The William T. Kemper Fellowship for Teaching Excellence recognizes outstanding MU professors every spring. Recipients were presented a check for $10,000 by interim Chancellor Hank Foley and Jim Schatz, the trustee for the William T. Kemper Foundation.
The award was started in 1991 by the foundation with a gift of $500,000. The 2016 winners are being announced this week.
Earnest Perry, associate professor and associate dean for graduate studies at the School of Journalism, was awarded one of five 2016 William T. Kemper Fellowships for Teaching Excellence. Perry has been a faculty member since 2003. According to an MU News Bureau news release, He was a key player in transforming two foundation journalism courses that address issues like race and gender through new lecture techniques and discussion groups. He also helped implement the Development of Future Faculty Teaching Program in 2006, which helps prepare doctoral students to become future teachers. Perry is the advisor of MU’s National Association of Black Journalists chapter and a member of the Intercollegiate Athletics Committee. He is also the co-editor of the new textbook “Cross-Cultural Journalism: Communicating Strategically About Diversity.” Perry received his bachelor’s degree in journalism from Texas Christian University and his master’s and doctoral degrees from MU.

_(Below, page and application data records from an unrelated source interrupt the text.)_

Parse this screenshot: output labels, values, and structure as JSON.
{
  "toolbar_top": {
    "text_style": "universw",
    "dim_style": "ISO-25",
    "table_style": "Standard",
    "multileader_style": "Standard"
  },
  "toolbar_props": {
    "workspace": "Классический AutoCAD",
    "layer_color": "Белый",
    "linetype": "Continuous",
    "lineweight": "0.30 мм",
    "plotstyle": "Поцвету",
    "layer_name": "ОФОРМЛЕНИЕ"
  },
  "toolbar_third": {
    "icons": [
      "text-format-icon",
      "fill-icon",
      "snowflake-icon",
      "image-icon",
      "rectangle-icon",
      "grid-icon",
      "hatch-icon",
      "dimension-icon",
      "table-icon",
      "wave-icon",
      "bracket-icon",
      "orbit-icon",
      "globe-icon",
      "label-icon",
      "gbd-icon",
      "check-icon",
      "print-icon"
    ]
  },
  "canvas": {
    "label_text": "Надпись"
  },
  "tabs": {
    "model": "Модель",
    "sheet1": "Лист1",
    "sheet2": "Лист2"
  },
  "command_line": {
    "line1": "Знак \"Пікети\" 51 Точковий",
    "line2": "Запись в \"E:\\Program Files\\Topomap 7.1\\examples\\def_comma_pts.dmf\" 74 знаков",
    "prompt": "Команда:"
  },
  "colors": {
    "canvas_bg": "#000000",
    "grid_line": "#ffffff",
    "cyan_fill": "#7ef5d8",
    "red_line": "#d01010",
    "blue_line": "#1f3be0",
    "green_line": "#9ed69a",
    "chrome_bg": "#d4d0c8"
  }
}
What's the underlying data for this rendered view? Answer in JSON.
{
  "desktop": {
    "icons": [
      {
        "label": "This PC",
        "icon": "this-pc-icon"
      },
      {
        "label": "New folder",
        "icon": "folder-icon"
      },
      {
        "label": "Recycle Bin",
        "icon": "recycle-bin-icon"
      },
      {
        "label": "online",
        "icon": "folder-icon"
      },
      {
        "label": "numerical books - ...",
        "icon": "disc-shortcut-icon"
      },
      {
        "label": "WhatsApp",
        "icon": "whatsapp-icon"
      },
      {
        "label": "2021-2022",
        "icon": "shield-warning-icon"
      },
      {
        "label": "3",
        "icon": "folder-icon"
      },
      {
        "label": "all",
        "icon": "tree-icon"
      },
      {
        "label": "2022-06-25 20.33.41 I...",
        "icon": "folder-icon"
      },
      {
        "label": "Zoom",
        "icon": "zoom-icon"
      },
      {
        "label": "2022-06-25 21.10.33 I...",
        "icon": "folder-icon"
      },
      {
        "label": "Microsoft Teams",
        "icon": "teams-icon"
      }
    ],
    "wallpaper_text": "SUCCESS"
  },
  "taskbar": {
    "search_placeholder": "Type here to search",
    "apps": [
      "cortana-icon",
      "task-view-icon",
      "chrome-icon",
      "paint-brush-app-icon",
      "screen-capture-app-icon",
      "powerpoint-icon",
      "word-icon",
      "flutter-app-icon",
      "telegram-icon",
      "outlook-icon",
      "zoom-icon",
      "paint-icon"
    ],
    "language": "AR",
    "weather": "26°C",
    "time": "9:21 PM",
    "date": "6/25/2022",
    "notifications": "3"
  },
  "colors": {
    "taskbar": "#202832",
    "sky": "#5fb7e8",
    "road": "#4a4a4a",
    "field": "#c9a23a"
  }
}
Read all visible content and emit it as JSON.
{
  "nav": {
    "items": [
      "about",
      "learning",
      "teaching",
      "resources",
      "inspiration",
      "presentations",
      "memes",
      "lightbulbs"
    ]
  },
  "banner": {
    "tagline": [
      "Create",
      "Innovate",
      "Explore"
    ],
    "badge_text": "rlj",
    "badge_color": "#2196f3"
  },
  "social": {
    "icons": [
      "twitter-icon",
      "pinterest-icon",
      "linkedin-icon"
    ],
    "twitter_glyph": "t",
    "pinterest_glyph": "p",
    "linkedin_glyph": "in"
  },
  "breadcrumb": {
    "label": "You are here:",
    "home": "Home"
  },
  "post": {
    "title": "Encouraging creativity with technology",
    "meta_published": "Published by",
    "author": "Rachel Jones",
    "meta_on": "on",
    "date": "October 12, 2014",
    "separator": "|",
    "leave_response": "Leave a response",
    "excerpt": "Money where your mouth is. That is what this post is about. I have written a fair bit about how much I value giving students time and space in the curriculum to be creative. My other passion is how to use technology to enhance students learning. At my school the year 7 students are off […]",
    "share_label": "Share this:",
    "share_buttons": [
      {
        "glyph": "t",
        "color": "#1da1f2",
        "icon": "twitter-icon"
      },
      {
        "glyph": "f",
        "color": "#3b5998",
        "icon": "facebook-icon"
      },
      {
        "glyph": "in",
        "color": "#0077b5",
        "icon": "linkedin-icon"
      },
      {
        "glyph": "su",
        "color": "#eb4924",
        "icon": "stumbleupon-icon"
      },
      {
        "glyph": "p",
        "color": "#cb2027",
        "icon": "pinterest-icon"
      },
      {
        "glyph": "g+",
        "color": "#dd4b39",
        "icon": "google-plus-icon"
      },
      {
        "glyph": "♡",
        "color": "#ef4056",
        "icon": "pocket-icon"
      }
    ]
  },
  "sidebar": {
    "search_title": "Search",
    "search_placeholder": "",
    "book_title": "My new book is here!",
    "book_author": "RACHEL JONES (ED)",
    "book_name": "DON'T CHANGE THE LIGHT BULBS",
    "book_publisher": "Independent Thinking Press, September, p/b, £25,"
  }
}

Associate teaching professor of biological sciences Sarah Bush has been awarded one of five 2016 William T. Kemper Fellowships for Teaching Excellence. She teaches two general education courses in the College of Arts and Science and has been a faculty member since 2001. According to an MU News Bureau news release, Bush has received positive feedback on her teaching style from students that have taken her courses, many of whom have very little science background. John Walker, Curators Professor and Director of the Division of Biological Sciences, stated that her evaluation courses are above average compared to the scores of similar courses. Bush has received many other distinctions, including the 2015 Ernest L. Boyer International Award for Excellence in Teaching, Learning and Technology. She received her bachelor’s degree in animal behavior from Bucknell University and her doctorate in biology from University of East Anglia in Norwich, England.
Alexandra Socarides is known for inspiring people and taking time to help her students, according to the news release. She joined the english department in 2007 and has taught many graduate and undergraduate courses in American literature and poetry since. she had her first book, “Dickinson Unbound: Paper, Process, Poetics,” published in 2012. She is now working on her second book, “Conventions of Erasure,” which discusses all the other nineteenth-century American poets that Emily Dickinson eclipsed. She earned her PhD in 2007 from Rutgers University and her MFA in 1999 from Sarah Lawrence College.
Mary Beck works in the classroom as a professor in MU’s law school and in the field as director of the Family Violence Program, a clinic that serves victims of family violence who cannot afford legal representation. She founded the program in 1993, the same year she started working at MU. According to the news release, her teaching philosophy is made up of four parts for students: solving authentic client problems, advancing social justice, collaborating with other disciplines and assuming leadership roles.